The organization also spends little on supporting candidates directly, instead focusing on email petitions and fundraisers, calls to supporters, mail pieces and its famous bus tours.

That’s led to criticism in the press and by some Republicans, who have accused Russo of lining his pockets with donations rather than spending them on efforts to help the movement. 

Of the $12.6 million it spent last cycle, the Tea Party Express used just $313,000 on direct candidate contributions — but $9.3 million for fundraising.
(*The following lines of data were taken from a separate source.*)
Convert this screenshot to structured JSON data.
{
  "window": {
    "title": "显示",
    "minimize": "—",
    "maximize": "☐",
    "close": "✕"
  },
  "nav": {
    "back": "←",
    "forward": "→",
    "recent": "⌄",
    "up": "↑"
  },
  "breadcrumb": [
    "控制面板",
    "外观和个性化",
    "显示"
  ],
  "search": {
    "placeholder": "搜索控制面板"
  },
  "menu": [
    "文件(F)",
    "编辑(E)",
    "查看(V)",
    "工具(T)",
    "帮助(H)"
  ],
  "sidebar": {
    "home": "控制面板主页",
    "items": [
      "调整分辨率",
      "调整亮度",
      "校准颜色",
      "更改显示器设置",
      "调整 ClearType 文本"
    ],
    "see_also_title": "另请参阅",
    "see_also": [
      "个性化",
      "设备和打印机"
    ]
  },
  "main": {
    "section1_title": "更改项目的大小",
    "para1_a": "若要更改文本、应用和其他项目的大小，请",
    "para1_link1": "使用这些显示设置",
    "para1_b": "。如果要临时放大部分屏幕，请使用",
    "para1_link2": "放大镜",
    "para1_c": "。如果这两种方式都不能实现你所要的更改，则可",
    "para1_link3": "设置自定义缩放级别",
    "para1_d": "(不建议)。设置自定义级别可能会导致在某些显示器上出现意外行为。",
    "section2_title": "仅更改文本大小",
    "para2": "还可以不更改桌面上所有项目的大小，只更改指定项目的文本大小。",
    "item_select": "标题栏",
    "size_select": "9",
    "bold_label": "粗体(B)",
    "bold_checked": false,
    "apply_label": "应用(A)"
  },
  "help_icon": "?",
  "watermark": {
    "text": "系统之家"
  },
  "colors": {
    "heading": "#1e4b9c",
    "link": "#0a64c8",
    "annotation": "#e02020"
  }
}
Russo, Marsh & Associates, a consulting firm owned by Russo, received just shy of $5 million for its efforts in the cycle.

Russo argued those charges are misleading, saying the bus tours, direct calls to backers and the costs of its regular emails and renting servers they use are where most of the money goes. 

He said the group’s main focus was on getting activists involved in the movement rather than directing its focus specifically to candidates and races, noting their past accomplishments: 12 bus tours, close to 500 rallies, co-sponsoring a presidential debate and the Tea Party State of the Union responses.

“Our role has continued to be to give grassroots people a sense that they have a voice in the process so that it was worth them staying engaged and involved. We were never going to be able to drop $5 million for this candidate, you can’t do that as a small donor PAC,” he said. “We get cheap-shotted, ‘they spend all their money on overhead.’ Well yes, we do, but all these things, the bus tours, all the emails, we do keep people engaged, motivated and enthused.”

Russo’s group helped elect a number of GOP senators in 2010 when the movement was in its beginnings, but has most recently drawn negative attention for backing a winning primary challenge against then-Sen. Dick Lugar (R-Ind.) in 2012 and candidates who came up short in 2014 against Sens. Thad CochranWilliam (Thad) Thad CochranEspy wins Mississippi Senate Democratic primary Bottom Line Mike Espy announces Mississippi Senate bid MORE (R-Miss.) and Pat RobertsCharles (Pat) Patrick RobertsCoronavirus stimulus talks hit setback as crisis deepens Garth Brooks accepts Library of Congress's Gershwin Prize for Popular Song GOP, Democrats hash out 2020 strategy at dueling retreats MORE (R-Kan.). 

Going forward, he says, most of the Tea Party Express’s focus will be on electing and protecting like-minded conservatives. 

Many of the senators the group backed in 2010 are facing tough reelection battles this time around, and he said while the presidential race is the top priority party-wide, the group will focus more down-ballot.

“We have seven Tea Party senators up. Our priority is to help reelect them,” he said.